• FORT CARSON, Colo. -- Michael Petersen, 3, smiles at Trevor Romain, an award-winning children's author and illustrator, Oct. 23, as he flips though digital photographs of animals in Africa as Michael's mother, Svetlana Petersen looks on.

    Author visits children of fallen heroes

    FORT CARSON, Colo. -- Michael Petersen, 3, smiles at Trevor Romain, an award-winning children's author and illustrator, Oct. 23, as he flips though digital photographs of animals in Africa as Michael's mother, Svetlana Petersen looks on.
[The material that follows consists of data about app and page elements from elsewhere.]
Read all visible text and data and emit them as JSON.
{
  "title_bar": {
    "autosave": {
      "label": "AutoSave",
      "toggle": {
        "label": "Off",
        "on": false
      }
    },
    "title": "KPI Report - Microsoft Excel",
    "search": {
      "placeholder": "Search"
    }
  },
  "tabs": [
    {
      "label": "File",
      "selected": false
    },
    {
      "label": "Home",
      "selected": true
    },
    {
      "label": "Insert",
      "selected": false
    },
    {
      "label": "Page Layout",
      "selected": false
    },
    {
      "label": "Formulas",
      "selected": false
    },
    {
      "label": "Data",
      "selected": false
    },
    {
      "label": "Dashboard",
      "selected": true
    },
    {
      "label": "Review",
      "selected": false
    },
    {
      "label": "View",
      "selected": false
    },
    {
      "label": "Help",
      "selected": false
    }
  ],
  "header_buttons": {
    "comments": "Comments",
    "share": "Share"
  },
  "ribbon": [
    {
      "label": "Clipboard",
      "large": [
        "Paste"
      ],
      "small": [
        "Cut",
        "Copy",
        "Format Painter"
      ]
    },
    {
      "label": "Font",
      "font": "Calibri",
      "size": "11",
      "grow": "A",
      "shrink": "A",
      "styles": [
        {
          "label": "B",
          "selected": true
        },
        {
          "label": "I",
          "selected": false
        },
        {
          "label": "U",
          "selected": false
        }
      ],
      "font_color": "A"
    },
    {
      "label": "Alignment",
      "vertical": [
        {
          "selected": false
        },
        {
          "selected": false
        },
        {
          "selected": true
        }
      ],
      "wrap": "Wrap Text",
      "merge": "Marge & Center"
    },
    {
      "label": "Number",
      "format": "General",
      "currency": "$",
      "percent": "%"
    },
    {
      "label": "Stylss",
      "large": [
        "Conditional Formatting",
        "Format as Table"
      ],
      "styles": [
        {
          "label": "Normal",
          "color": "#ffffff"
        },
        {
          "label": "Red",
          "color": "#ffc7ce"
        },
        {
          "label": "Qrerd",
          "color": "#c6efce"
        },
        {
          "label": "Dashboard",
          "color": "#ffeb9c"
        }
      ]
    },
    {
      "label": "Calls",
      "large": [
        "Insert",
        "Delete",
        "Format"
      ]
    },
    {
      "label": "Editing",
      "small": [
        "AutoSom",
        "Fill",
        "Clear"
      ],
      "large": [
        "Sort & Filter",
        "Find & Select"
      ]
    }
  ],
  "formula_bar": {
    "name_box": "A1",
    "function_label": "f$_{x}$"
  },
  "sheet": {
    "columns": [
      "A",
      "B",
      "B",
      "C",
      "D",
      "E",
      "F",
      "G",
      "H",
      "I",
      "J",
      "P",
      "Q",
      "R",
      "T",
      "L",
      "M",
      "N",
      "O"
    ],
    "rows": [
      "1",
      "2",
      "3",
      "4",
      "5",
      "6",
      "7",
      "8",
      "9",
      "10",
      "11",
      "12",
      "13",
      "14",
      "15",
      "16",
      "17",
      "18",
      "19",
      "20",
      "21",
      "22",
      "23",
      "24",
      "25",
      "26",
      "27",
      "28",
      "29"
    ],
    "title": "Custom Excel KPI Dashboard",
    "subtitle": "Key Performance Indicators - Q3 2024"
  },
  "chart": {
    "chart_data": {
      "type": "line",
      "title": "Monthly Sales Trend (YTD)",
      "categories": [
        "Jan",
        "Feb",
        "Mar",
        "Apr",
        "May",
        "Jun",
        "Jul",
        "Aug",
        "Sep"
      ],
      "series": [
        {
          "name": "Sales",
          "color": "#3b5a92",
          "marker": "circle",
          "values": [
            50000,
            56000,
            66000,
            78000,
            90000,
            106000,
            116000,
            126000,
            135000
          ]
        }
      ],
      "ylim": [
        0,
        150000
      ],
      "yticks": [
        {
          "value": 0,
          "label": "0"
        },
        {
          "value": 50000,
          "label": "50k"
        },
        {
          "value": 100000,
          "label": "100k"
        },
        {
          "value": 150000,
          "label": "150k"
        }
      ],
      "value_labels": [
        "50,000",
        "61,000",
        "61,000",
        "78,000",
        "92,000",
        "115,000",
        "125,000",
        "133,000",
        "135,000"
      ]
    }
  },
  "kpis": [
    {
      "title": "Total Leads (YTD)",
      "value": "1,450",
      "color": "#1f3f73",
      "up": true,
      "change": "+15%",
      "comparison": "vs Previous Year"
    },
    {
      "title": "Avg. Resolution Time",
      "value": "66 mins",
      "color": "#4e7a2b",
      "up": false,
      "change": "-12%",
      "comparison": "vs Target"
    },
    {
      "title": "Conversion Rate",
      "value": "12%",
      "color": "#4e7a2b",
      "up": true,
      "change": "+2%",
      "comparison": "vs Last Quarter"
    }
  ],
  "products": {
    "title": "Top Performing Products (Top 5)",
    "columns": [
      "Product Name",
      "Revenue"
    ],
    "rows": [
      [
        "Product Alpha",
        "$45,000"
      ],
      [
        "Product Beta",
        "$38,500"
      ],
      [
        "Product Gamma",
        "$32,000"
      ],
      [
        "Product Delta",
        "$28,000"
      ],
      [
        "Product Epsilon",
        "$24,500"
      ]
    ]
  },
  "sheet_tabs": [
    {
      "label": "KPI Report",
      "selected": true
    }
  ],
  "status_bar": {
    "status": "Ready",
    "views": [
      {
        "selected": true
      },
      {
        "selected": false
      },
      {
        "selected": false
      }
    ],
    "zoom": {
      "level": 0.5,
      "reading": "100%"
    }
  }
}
  • FORT CARSON, Colo. -- Tristan, 8, and Montana, 6, color illustrations on a "memory box" Oct. 23, while their brother, Dylan, 5, looks for more markers inside the Fallen Heroes Family Center.

    Author visits children of fallen heroes

    FORT CARSON, Colo. -- Tristan, 8, and Montana, 6, color illustrations on a "memory box" Oct. 23, while their brother, Dylan, 5, looks for more markers inside the Fallen Heroes Family Center.

FORT CARSON, Colo. -- An award-winning children's author and illustrator visited the Fallen Heroes Family Center Oct. 26, to discuss the loss of a loved one.

When Trevor Romain knelt down to share photo-graphs of him petting giraffes and rhinoceroses in Africa, Michael Petersen, 3, reluctantly giggled and then turned toward his mother's hip. But the slender, upbeat motivational speaker's mannerisms and South African accent quickly seized the boy's attention.

"At first Michael was shy, but then he warmed up -- and then he was taking his hand and saying 'let's go play, let's go play,'" said Svetlana Petersen, Michael's mother. His father, Sgt. 1st Class Justin Petersen, died of injuries from a motorcycle accident in May 2009.

"(Romain) knows how to communicate with kids," said Petersen, while attending Romain's first visit to the Fallen Heroes Family Center at Fort Carson. "He breaks the ice and lets the kids be kids."

Survivor Outreach Services coordinators inside the facility support families in Colorado, Wyoming, South Dakota, North Dakota and Utah.

Romain's interest in helping youths through hardships was seeded in South Africa, while serving two years in his native country's army. He found himself inspired by consoling children injured during a bloody civil war in Angola. He began volunteering at orphanages in Zimbabwe, Uganda, Burundi, Congo, Kenya and Malawi.

After living in England and Australia, he moved to Austin, Texas. He has created more than 50 self-help children's books, hosted several animated videos and spoken at various conferences, schools, camps and hospitals. In early 2010, he became president of the American Childhood Cancer Organization.

"I've basically distilled all those experiences and put them into words kids can understand and help them regulate … and to know when to ask an adult for help," said Romain.

After his first "With You All the Way" world tour to U.S. military installations last year, his team sent out nearly 30,000 tour kits, paid for by the USO, according to Woody Englander, co-founder of The Trevor Romain Company. The boxes enclosed interactive journals and six videos for military children in sixth grade and below.

Romain is back on the road for military Families, providing comedy-based educational conversations to help youths build compassion and confront challenges, such as homework and bullies. He also discusses methods for greater resiliency during deployments and caring for combat injuries and illnesses.

"How do you let your feelings out when they get stuck?" said Romain, standing in front of children and parents in the Fallen Heroes Family Center.

"One of the things I do is find something that makes me laugh and feel good inside," he said, before telling a series of "duh jokes," which identified humor in labels and signs around the world.

"This is my journal," said Romain, while flipping through pages. "I just draw lots of little pictures. I just draw and I draw all the time … and that really helps me." Romain told the children his father recently died.

"One of the things I do when I'm sad or I'm frustrated or I'm really angry at the world, because my daddy isn't with me anymore and it hurts me, one of the things I do is I write inside my journal."

"Is there a journal in there?" said a child, pointing to a stack of white cardboard containers decorated with cartoons, labeled "memory box." Each one had Romain's book and video titled "What on Earth Do You Do When Somebody Dies?" On the bottom laid a plush toy and journal.

"How many of you guys have been in a situation where your pain gets stuck?" said Romain. "Have you felt that? It doesn't want to come out … When you write in a journal, or when you draw in a journal, it helps to move those feelings out of your body.

"The interesting thing is that if we don't talk about our pain or somebody who's passed away, what happens is that feeling just flies around us … it sort of like haunts us.

"When you write stuff down it really helps," he said.

"I really wanted to put this together to give people an opportunity to meet Trevor," said Doug Lehman, Fort Carson Family Advocacy Program treatment provider, who coordinated Romain's visit in Colorado. He said the memory boxes are "a great resource for the kids." He offered to order more from the USO for other children.

Romain said he has visited military children in Alaska, Virginia and Colorado so far this year. He is scheduled for Texas next month.

Page last updated Fri November 4th, 2011 at 00:00